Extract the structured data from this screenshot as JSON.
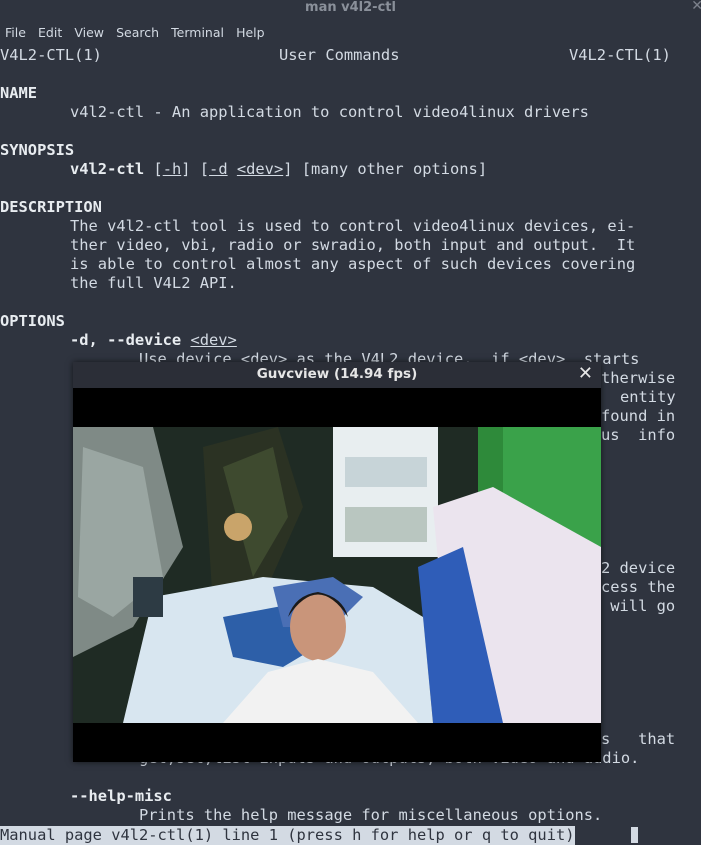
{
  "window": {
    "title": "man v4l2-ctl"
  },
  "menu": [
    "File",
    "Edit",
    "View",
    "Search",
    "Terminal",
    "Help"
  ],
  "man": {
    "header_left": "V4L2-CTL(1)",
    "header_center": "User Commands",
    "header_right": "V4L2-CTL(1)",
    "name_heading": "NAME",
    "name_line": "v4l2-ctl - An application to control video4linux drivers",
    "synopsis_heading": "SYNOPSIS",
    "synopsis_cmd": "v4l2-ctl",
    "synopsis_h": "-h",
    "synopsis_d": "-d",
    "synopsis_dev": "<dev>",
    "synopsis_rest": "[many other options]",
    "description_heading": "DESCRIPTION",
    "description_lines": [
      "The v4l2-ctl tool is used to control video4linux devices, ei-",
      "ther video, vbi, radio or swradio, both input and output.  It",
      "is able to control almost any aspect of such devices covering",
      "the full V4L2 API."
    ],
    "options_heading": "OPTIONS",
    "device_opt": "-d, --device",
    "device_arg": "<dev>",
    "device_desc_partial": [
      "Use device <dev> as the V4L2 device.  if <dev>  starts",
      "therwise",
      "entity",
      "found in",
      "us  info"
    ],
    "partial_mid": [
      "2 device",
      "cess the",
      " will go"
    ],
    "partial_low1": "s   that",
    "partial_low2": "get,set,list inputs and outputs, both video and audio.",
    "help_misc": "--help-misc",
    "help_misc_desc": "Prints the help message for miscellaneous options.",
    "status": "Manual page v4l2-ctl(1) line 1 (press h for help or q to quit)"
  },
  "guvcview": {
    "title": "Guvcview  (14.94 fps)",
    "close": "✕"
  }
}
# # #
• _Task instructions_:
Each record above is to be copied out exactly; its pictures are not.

• _Written response_:
Extract the structured data from this screenshot as JSON.
{
  "window": {
    "title": "man v4l2-ctl"
  },
  "menu": [
    "File",
    "Edit",
    "View",
    "Search",
    "Terminal",
    "Help"
  ],
  "man": {
    "header_left": "V4L2-CTL(1)",
    "header_center": "User Commands",
    "header_right": "V4L2-CTL(1)",
    "name_heading": "NAME",
    "name_line": "v4l2-ctl - An application to control video4linux drivers",
    "synopsis_heading": "SYNOPSIS",
    "synopsis_cmd": "v4l2-ctl",
    "synopsis_h": "-h",
    "synopsis_d": "-d",
    "synopsis_dev": "<dev>",
    "synopsis_rest": "[many other options]",
    "description_heading": "DESCRIPTION",
    "description_lines": [
      "The v4l2-ctl tool is used to control video4linux devices, ei-",
      "ther video, vbi, radio or swradio, both input and output.  It",
      "is able to control almost any aspect of such devices covering",
      "the full V4L2 API."
    ],
    "options_heading": "OPTIONS",
    "device_opt": "-d, --device",
    "device_arg": "<dev>",
    "device_desc_partial": [
      "Use device <dev> as the V4L2 device.  if <dev>  starts",
      "therwise",
      "entity",
      "found in",
      "us  info"
    ],
    "partial_mid": [
      "2 device",
      "cess the",
      " will go"
    ],
    "partial_low1": "s   that",
    "partial_low2": "get,set,list inputs and outputs, both video and audio.",
    "help_misc": "--help-misc",
    "help_misc_desc": "Prints the help message for miscellaneous options.",
    "status": "Manual page v4l2-ctl(1) line 1 (press h for help or q to quit)"
  },
  "guvcview": {
    "title": "Guvcview  (14.94 fps)",
    "close": "✕"
  }
}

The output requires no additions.